**** INFORMATION SUPPLIED ****

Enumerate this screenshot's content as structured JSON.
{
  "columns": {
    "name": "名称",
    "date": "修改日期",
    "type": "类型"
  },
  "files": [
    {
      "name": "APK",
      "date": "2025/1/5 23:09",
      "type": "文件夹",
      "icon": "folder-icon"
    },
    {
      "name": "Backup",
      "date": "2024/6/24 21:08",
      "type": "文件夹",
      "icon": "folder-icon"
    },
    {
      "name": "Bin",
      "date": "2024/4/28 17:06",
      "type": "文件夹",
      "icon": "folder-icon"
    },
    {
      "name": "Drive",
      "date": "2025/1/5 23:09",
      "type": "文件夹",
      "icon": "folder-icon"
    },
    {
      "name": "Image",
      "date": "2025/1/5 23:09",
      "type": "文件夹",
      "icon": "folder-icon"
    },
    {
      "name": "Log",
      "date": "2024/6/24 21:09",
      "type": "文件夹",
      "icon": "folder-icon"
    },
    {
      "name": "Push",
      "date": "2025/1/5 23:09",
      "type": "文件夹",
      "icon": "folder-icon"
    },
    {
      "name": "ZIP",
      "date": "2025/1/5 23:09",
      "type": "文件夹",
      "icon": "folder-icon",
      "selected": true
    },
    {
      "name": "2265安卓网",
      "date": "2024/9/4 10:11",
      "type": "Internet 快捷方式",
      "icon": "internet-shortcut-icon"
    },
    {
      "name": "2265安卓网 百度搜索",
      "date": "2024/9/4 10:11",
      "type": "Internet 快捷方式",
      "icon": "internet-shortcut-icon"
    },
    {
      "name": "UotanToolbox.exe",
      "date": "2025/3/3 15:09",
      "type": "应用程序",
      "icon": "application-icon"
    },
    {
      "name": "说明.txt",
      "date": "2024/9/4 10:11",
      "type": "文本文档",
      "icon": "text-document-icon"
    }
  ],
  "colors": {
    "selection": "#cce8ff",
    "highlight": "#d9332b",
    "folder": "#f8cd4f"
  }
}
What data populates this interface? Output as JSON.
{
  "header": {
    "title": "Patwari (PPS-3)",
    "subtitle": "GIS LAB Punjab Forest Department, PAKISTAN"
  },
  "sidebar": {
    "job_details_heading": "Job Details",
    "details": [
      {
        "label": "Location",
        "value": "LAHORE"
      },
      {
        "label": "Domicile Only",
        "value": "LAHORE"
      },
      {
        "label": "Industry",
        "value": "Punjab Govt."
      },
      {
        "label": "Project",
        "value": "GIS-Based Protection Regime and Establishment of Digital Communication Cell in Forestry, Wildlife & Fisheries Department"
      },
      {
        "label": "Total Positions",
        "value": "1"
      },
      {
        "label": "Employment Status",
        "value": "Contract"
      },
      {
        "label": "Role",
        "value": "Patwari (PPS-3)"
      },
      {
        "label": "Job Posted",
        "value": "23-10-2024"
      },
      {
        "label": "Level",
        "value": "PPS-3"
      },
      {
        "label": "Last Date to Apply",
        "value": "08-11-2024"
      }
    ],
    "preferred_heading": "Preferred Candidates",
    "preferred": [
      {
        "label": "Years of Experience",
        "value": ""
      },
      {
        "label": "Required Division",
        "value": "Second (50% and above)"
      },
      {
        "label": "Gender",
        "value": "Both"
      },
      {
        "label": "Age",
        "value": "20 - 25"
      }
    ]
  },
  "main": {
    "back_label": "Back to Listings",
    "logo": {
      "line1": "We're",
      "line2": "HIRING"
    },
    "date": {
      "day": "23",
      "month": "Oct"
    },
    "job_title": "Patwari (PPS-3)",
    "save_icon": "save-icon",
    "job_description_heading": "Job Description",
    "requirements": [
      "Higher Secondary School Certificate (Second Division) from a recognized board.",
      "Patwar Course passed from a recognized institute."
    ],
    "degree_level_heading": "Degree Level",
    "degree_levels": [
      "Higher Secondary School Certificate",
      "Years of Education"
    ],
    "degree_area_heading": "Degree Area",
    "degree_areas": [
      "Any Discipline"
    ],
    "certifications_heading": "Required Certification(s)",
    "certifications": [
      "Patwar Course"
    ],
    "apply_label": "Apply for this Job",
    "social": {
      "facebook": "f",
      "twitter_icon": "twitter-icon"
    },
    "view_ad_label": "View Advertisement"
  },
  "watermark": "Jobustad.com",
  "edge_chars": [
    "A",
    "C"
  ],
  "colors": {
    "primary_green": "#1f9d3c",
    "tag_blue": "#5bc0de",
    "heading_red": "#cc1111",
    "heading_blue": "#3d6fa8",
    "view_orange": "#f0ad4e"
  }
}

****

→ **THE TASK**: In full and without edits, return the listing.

→ **ANSWER FOR THE TASK**:
Enumerate this screenshot's content as structured JSON.
{
  "columns": {
    "name": "名称",
    "date": "修改日期",
    "type": "类型"
  },
  "files": [
    {
      "name": "APK",
      "date": "2025/1/5 23:09",
      "type": "文件夹",
      "icon": "folder-icon"
    },
    {
      "name": "Backup",
      "date": "2024/6/24 21:08",
      "type": "文件夹",
      "icon": "folder-icon"
    },
    {
      "name": "Bin",
      "date": "2024/4/28 17:06",
      "type": "文件夹",
      "icon": "folder-icon"
    },
    {
      "name": "Drive",
      "date": "2025/1/5 23:09",
      "type": "文件夹",
      "icon": "folder-icon"
    },
    {
      "name": "Image",
      "date": "2025/1/5 23:09",
      "type": "文件夹",
      "icon": "folder-icon"
    },
    {
      "name": "Log",
      "date": "2024/6/24 21:09",
      "type": "文件夹",
      "icon": "folder-icon"
    },
    {
      "name": "Push",
      "date": "2025/1/5 23:09",
      "type": "文件夹",
      "icon": "folder-icon"
    },
    {
      "name": "ZIP",
      "date": "2025/1/5 23:09",
      "type": "文件夹",
      "icon": "folder-icon",
      "selected": true
    },
    {
      "name": "2265安卓网",
      "date": "2024/9/4 10:11",
      "type": "Internet 快捷方式",
      "icon": "internet-shortcut-icon"
    },
    {
      "name": "2265安卓网 百度搜索",
      "date": "2024/9/4 10:11",
      "type": "Internet 快捷方式",
      "icon": "internet-shortcut-icon"
    },
    {
      "name": "UotanToolbox.exe",
      "date": "2025/3/3 15:09",
      "type": "应用程序",
      "icon": "application-icon"
    },
    {
      "name": "说明.txt",
      "date": "2024/9/4 10:11",
      "type": "文本文档",
      "icon": "text-document-icon"
    }
  ],
  "colors": {
    "selection": "#cce8ff",
    "highlight": "#d9332b",
    "folder": "#f8cd4f"
  }
}
What data populates this interface? Output as JSON.
{
  "header": {
    "title": "Patwari (PPS-3)",
    "subtitle": "GIS LAB Punjab Forest Department, PAKISTAN"
  },
  "sidebar": {
    "job_details_heading": "Job Details",
    "details": [
      {
        "label": "Location",
        "value": "LAHORE"
      },
      {
        "label": "Domicile Only",
        "value": "LAHORE"
      },
      {
        "label": "Industry",
        "value": "Punjab Govt."
      },
      {
        "label": "Project",
        "value": "GIS-Based Protection Regime and Establishment of Digital Communication Cell in Forestry, Wildlife & Fisheries Department"
      },
      {
        "label": "Total Positions",
        "value": "1"
      },
      {
        "label": "Employment Status",
        "value": "Contract"
      },
      {
        "label": "Role",
        "value": "Patwari (PPS-3)"
      },
      {
        "label": "Job Posted",
        "value": "23-10-2024"
      },
      {
        "label": "Level",
        "value": "PPS-3"
      },
      {
        "label": "Last Date to Apply",
        "value": "08-11-2024"
      }
    ],
    "preferred_heading": "Preferred Candidates",
    "preferred": [
      {
        "label": "Years of Experience",
        "value": ""
      },
      {
        "label": "Required Division",
        "value": "Second (50% and above)"
      },
      {
        "label": "Gender",
        "value": "Both"
      },
      {
        "label": "Age",
        "value": "20 - 25"
      }
    ]
  },
  "main": {
    "back_label": "Back to Listings",
    "logo": {
      "line1": "We're",
      "line2": "HIRING"
    },
    "date": {
      "day": "23",
      "month": "Oct"
    },
    "job_title": "Patwari (PPS-3)",
    "save_icon": "save-icon",
    "job_description_heading": "Job Description",
    "requirements": [
      "Higher Secondary School Certificate (Second Division) from a recognized board.",
      "Patwar Course passed from a recognized institute."
    ],
    "degree_level_heading": "Degree Level",
    "degree_levels": [
      "Higher Secondary School Certificate",
      "Years of Education"
    ],
    "degree_area_heading": "Degree Area",
    "degree_areas": [
      "Any Discipline"
    ],
    "certifications_heading": "Required Certification(s)",
    "certifications": [
      "Patwar Course"
    ],
    "apply_label": "Apply for this Job",
    "social": {
      "facebook": "f",
      "twitter_icon": "twitter-icon"
    },
    "view_ad_label": "View Advertisement"
  },
  "watermark": "Jobustad.com",
  "edge_chars": [
    "A",
    "C"
  ],
  "colors": {
    "primary_green": "#1f9d3c",
    "tag_blue": "#5bc0de",
    "heading_red": "#cc1111",
    "heading_blue": "#3d6fa8",
    "view_orange": "#f0ad4e"
  }
}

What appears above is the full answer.